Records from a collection
BEGIN

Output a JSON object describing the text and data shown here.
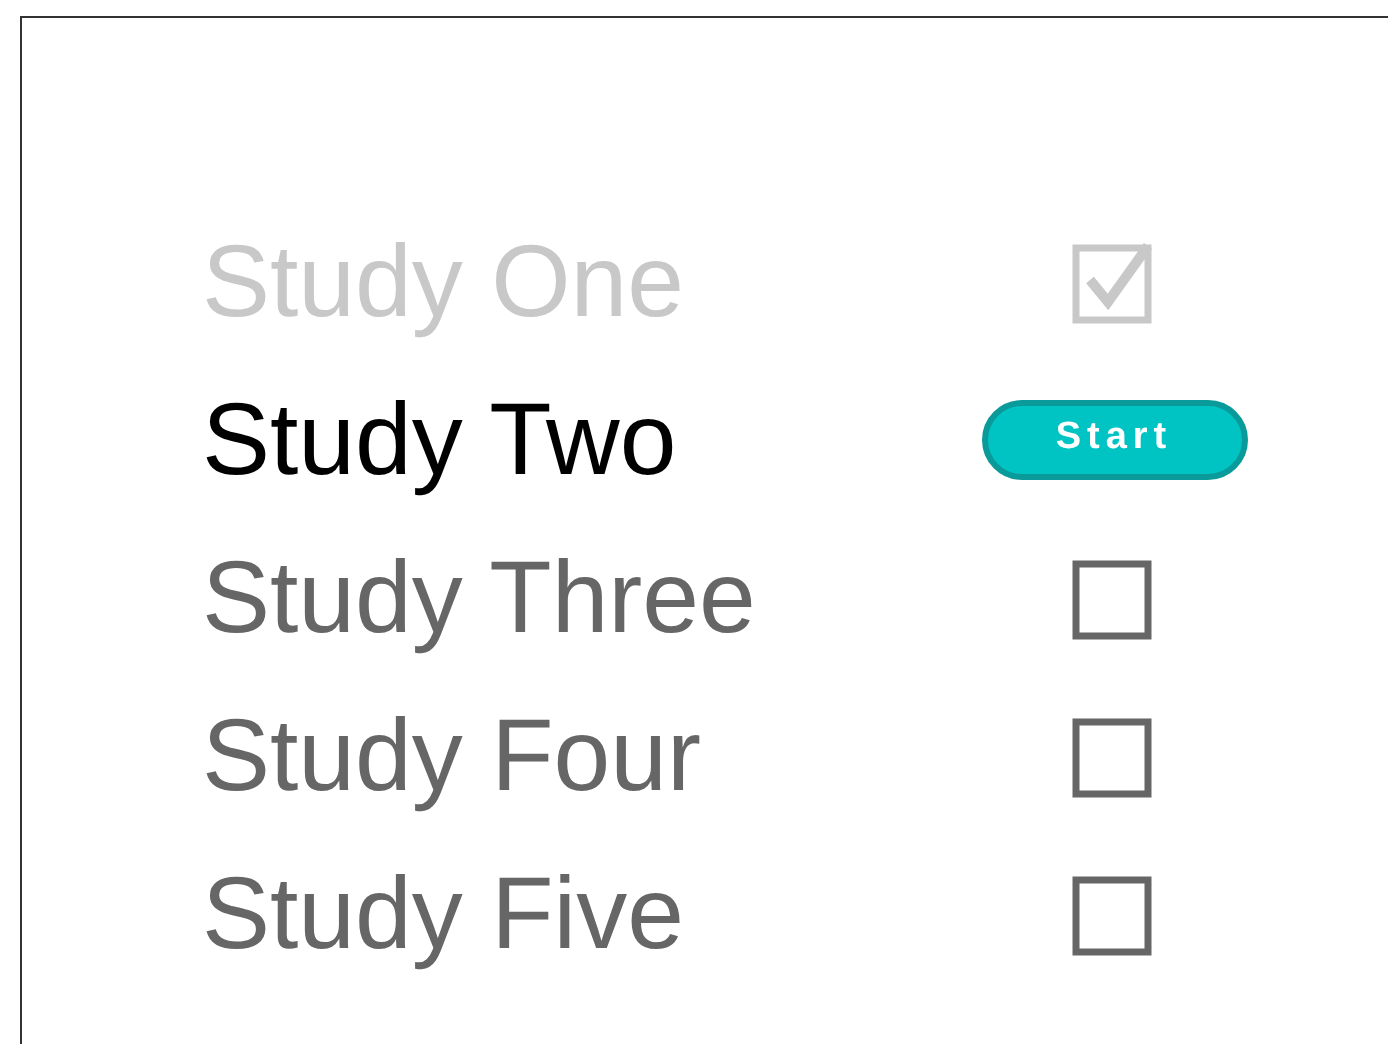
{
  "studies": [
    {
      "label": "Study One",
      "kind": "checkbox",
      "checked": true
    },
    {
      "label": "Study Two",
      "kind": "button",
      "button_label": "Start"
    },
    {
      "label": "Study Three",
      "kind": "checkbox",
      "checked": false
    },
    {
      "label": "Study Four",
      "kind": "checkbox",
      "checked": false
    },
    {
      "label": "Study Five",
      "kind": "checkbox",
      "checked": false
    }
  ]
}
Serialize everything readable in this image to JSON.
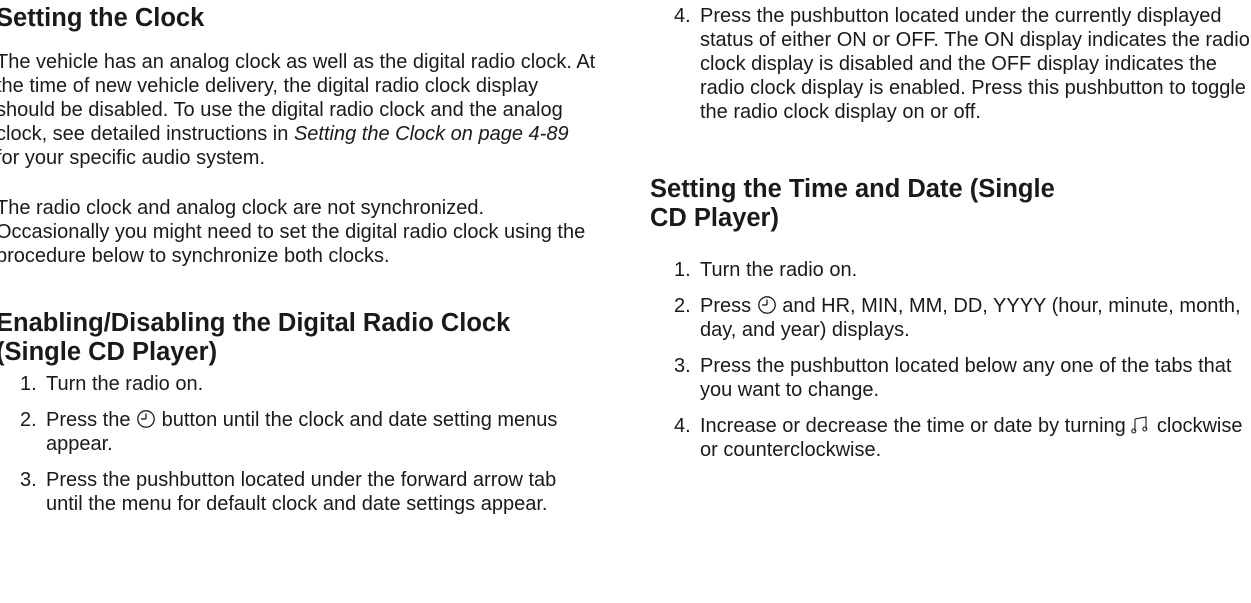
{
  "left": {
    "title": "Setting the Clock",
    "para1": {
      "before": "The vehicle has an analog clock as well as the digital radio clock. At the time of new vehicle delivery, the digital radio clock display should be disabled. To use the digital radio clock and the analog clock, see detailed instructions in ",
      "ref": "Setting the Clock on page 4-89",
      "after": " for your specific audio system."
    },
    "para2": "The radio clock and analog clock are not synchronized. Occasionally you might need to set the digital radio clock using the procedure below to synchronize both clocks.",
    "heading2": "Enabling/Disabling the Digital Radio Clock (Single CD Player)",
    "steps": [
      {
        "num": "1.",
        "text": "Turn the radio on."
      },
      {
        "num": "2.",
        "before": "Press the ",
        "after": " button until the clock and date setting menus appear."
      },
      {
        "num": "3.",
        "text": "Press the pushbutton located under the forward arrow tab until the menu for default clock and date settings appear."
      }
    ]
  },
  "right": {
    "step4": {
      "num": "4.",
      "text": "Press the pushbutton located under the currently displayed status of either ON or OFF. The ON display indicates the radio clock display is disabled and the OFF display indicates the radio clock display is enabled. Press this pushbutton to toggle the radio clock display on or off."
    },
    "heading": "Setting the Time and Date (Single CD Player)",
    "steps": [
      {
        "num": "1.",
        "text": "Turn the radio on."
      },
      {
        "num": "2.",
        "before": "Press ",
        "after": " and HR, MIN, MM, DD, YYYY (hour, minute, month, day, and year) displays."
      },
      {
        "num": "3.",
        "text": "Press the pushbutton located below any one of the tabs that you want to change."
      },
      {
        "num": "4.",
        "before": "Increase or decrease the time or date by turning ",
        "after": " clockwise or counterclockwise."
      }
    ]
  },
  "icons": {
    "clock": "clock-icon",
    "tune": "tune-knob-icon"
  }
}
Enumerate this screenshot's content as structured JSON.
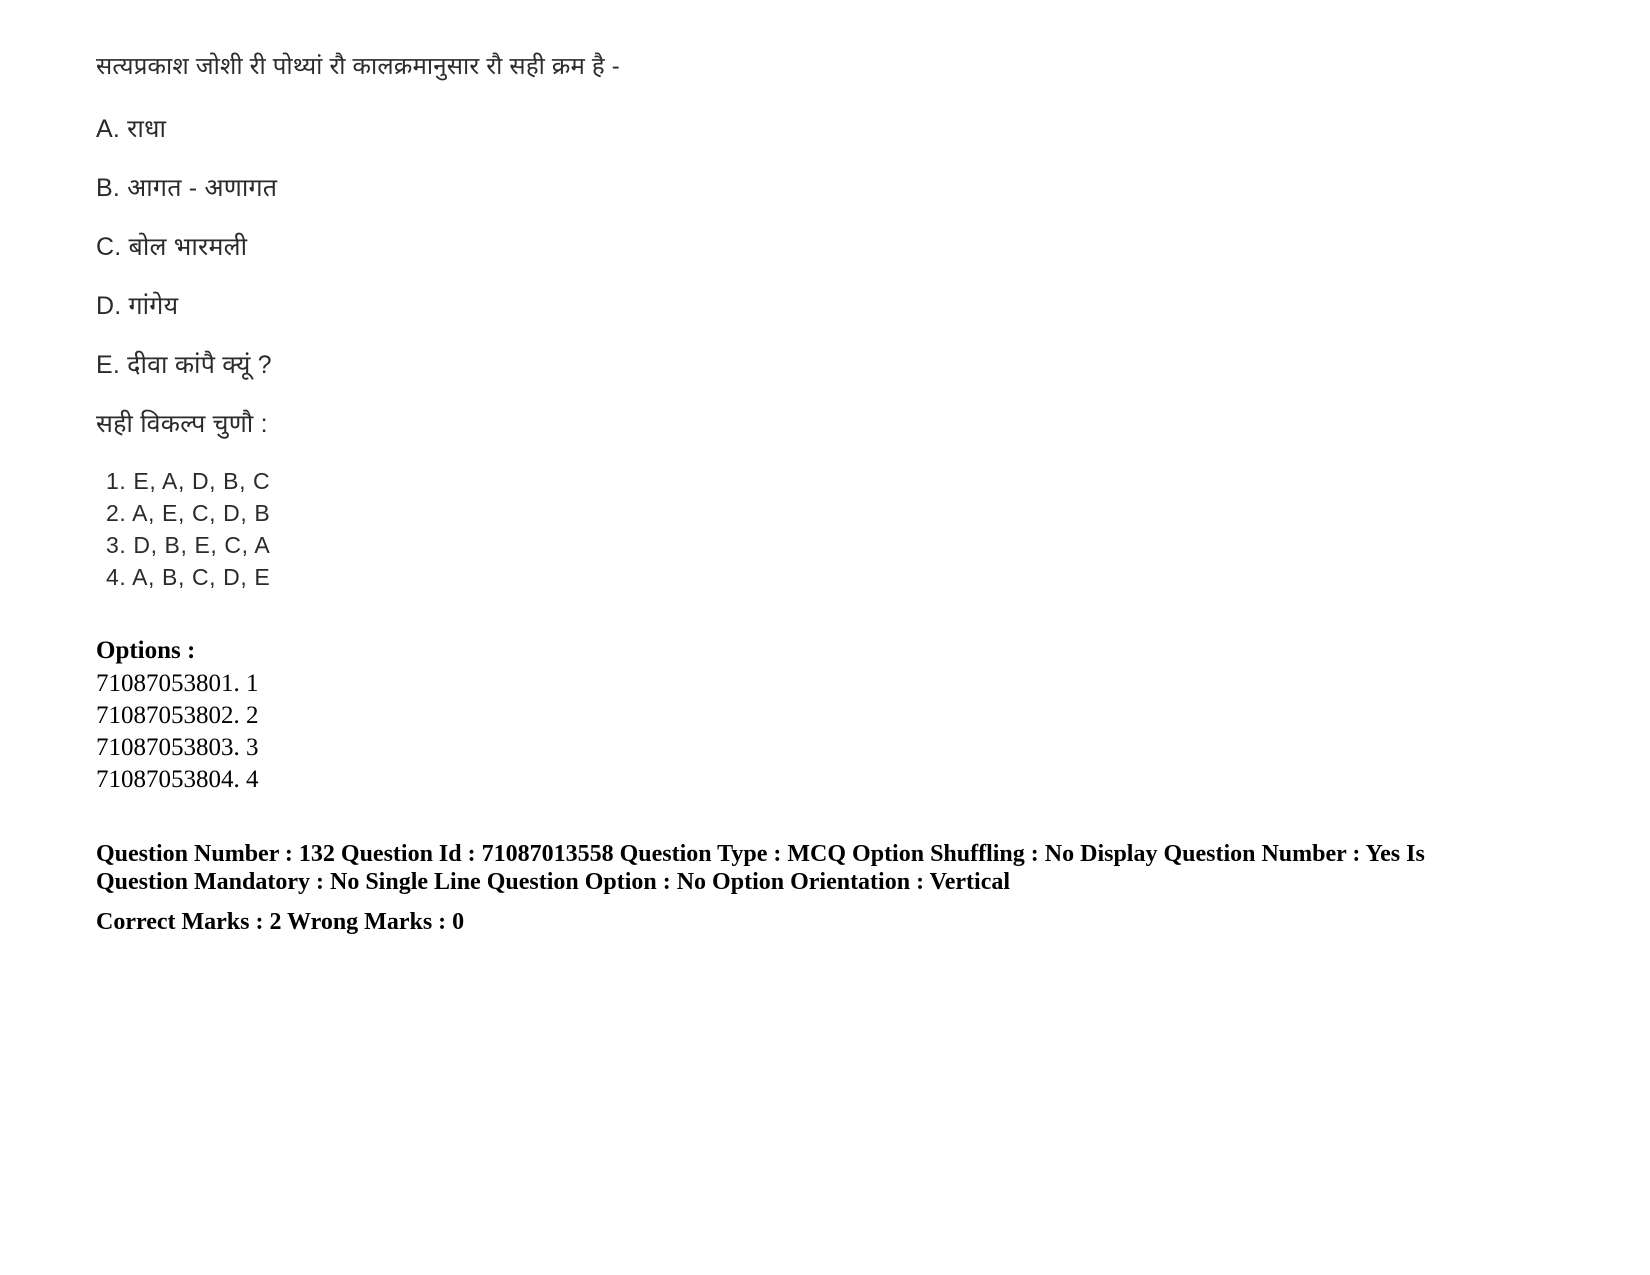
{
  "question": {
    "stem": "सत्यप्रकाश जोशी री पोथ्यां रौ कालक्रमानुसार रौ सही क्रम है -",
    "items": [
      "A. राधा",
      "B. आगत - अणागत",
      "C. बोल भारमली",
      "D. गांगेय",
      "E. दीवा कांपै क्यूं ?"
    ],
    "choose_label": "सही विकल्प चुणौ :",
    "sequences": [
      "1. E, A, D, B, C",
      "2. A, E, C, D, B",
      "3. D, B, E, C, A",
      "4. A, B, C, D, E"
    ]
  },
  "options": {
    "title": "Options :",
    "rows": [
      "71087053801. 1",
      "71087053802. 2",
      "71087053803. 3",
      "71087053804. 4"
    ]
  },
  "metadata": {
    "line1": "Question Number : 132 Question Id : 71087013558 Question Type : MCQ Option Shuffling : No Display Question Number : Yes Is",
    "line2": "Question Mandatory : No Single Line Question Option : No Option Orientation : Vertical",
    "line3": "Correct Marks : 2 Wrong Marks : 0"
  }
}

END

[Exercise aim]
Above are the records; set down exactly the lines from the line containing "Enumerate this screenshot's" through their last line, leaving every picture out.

[Output for this exercise]
Enumerate this screenshot's content as structured JSON.
{
  "question": {
    "stem": "सत्यप्रकाश जोशी री पोथ्यां रौ कालक्रमानुसार रौ सही क्रम है -",
    "items": [
      "A. राधा",
      "B. आगत - अणागत",
      "C. बोल भारमली",
      "D. गांगेय",
      "E. दीवा कांपै क्यूं ?"
    ],
    "choose_label": "सही विकल्प चुणौ :",
    "sequences": [
      "1. E, A, D, B, C",
      "2. A, E, C, D, B",
      "3. D, B, E, C, A",
      "4. A, B, C, D, E"
    ]
  },
  "options": {
    "title": "Options :",
    "rows": [
      "71087053801. 1",
      "71087053802. 2",
      "71087053803. 3",
      "71087053804. 4"
    ]
  },
  "metadata": {
    "line1": "Question Number : 132 Question Id : 71087013558 Question Type : MCQ Option Shuffling : No Display Question Number : Yes Is",
    "line2": "Question Mandatory : No Single Line Question Option : No Option Orientation : Vertical",
    "line3": "Correct Marks : 2 Wrong Marks : 0"
  }
}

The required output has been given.